### What needs to be done:
Below are records; please give the number of their lines that contain the string "copy", and only that number.

### Exercise data:
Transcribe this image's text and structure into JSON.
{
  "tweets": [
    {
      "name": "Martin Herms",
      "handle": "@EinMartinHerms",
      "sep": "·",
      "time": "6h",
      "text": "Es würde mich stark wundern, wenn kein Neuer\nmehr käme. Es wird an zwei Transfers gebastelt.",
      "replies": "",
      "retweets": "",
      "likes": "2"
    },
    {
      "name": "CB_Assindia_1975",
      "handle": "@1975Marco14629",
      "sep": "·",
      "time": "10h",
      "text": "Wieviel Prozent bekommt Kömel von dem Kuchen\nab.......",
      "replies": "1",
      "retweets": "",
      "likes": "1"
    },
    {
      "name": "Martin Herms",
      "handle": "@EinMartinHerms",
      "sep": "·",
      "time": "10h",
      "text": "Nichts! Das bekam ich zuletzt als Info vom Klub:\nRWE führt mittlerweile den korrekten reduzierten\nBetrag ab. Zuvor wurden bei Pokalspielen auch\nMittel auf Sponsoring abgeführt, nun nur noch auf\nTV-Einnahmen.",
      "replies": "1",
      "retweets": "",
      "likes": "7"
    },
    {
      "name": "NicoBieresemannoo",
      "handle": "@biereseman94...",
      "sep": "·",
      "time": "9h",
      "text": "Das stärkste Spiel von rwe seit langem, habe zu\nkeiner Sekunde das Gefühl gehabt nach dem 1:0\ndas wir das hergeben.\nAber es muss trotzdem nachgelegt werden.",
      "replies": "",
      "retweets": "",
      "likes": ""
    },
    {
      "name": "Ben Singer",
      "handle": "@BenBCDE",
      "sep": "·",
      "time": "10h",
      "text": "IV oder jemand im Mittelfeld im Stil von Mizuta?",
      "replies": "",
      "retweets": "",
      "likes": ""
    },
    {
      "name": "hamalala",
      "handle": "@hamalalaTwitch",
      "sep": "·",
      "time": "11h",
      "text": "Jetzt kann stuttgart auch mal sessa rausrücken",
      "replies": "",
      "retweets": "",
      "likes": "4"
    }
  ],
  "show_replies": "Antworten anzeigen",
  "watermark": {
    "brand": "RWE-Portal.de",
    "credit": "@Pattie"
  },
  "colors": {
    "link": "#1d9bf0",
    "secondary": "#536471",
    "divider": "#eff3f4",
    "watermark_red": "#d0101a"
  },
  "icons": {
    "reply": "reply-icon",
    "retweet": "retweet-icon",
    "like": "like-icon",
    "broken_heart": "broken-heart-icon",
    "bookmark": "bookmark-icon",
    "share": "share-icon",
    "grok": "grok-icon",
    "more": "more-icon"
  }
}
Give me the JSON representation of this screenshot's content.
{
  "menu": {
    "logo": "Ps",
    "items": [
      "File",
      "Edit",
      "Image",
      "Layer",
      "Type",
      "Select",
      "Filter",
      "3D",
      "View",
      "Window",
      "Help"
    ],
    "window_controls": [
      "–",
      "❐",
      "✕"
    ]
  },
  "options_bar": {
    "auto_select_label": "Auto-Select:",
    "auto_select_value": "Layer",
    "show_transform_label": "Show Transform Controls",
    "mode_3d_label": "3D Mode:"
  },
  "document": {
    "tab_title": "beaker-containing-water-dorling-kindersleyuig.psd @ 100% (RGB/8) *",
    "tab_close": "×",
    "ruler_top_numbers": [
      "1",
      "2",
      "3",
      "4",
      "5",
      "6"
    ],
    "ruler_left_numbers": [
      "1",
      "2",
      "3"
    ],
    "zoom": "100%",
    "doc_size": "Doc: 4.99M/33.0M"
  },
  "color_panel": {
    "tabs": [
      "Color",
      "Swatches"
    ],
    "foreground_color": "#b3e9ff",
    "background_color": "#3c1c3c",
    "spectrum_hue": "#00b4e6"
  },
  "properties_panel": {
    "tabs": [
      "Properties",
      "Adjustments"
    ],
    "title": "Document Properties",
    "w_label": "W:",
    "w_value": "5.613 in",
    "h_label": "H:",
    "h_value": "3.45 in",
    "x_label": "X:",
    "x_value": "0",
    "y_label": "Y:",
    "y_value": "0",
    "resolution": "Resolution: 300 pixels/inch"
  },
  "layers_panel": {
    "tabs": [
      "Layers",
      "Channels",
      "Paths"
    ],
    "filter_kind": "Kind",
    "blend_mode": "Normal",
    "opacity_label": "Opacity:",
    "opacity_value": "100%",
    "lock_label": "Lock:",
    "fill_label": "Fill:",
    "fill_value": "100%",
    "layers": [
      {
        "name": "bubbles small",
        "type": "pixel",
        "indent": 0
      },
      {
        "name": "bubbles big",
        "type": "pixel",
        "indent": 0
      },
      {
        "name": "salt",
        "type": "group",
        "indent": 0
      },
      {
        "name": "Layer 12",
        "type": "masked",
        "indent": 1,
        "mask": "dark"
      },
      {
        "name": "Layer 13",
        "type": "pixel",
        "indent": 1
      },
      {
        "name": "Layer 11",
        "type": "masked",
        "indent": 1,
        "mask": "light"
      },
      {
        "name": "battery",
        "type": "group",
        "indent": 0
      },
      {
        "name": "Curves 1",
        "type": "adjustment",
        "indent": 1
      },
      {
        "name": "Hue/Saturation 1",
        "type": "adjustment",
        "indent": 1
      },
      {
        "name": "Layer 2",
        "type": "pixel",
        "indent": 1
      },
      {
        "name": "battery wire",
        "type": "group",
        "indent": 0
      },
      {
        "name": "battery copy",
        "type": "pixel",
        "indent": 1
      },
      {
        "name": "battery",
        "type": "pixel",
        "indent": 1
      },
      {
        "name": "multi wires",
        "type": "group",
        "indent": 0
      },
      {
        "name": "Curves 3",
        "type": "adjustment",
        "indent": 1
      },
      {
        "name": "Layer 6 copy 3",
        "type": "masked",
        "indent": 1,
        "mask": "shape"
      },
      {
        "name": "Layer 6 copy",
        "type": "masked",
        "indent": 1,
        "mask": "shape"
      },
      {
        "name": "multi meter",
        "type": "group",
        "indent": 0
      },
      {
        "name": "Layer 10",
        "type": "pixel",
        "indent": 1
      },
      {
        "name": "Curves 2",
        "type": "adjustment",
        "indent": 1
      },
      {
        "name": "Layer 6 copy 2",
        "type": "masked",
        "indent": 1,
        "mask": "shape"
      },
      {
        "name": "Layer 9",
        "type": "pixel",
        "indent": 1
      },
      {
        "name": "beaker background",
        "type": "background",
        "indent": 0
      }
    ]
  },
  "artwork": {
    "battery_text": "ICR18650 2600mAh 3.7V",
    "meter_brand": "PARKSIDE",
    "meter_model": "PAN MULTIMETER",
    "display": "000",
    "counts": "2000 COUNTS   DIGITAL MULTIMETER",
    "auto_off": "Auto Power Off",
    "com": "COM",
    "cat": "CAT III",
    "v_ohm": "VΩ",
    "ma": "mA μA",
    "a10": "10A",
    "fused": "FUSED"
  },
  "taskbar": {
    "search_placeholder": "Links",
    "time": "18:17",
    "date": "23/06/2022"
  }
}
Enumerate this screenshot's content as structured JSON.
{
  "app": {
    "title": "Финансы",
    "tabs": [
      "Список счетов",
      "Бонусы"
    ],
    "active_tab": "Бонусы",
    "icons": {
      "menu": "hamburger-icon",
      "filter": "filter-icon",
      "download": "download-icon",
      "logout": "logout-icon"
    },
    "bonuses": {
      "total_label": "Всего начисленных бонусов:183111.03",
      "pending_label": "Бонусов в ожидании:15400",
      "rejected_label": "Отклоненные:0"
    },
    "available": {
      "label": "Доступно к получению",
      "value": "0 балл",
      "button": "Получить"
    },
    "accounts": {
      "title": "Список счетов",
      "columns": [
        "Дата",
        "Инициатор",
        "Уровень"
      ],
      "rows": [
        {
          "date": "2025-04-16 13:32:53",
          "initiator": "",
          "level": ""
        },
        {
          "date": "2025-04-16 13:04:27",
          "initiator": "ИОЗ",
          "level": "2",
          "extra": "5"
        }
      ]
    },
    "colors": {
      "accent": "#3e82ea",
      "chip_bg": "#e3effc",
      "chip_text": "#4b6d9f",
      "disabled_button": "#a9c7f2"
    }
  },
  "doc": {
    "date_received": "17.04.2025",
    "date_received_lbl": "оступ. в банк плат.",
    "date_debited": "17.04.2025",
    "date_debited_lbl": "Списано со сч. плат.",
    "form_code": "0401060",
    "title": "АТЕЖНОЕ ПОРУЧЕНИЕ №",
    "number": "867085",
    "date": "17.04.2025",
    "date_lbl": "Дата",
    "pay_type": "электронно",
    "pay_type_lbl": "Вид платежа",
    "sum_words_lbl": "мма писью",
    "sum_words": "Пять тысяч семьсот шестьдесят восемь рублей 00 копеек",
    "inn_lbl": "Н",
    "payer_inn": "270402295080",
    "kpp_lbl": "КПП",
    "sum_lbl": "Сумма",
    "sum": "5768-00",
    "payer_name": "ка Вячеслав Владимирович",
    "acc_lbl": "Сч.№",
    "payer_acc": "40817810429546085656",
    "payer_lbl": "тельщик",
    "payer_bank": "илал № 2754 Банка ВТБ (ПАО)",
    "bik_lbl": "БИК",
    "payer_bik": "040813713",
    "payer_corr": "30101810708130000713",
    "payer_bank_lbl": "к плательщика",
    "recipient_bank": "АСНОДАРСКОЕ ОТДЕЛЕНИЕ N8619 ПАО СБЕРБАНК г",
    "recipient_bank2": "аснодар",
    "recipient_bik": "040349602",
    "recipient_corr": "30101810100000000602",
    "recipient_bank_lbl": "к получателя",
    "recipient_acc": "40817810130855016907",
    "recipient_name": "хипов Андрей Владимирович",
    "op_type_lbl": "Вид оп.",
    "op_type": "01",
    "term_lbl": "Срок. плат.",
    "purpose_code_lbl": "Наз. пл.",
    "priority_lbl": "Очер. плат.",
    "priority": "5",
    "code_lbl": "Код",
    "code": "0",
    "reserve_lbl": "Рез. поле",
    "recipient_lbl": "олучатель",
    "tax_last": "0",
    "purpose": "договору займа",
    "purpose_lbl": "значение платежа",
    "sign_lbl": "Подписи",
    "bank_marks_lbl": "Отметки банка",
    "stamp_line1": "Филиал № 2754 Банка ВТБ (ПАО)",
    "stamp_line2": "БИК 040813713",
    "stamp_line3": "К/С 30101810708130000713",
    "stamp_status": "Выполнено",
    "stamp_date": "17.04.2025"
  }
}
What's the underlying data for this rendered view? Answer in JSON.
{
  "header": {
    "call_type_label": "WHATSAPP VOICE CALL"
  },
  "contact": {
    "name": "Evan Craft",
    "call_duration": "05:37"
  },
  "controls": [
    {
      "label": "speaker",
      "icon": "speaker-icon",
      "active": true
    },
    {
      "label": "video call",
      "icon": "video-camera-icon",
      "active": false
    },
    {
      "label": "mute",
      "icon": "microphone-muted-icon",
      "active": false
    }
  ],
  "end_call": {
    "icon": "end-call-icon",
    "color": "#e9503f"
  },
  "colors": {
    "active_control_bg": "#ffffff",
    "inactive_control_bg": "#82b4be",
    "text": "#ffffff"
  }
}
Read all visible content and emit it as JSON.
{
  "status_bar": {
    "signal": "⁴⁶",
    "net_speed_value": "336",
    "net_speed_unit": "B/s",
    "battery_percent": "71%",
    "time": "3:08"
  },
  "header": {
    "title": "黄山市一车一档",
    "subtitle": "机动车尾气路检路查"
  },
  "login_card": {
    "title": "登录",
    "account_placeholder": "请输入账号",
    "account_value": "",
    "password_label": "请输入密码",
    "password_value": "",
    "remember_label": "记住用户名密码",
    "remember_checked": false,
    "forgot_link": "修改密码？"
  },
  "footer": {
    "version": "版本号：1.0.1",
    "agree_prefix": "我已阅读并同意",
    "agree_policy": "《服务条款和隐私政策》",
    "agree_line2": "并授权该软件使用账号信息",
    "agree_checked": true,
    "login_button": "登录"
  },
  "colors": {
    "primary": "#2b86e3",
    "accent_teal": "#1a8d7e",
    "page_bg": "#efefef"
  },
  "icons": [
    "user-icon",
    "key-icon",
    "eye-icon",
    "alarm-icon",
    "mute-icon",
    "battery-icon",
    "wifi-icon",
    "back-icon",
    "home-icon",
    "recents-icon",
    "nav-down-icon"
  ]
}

### Reply to the task:
4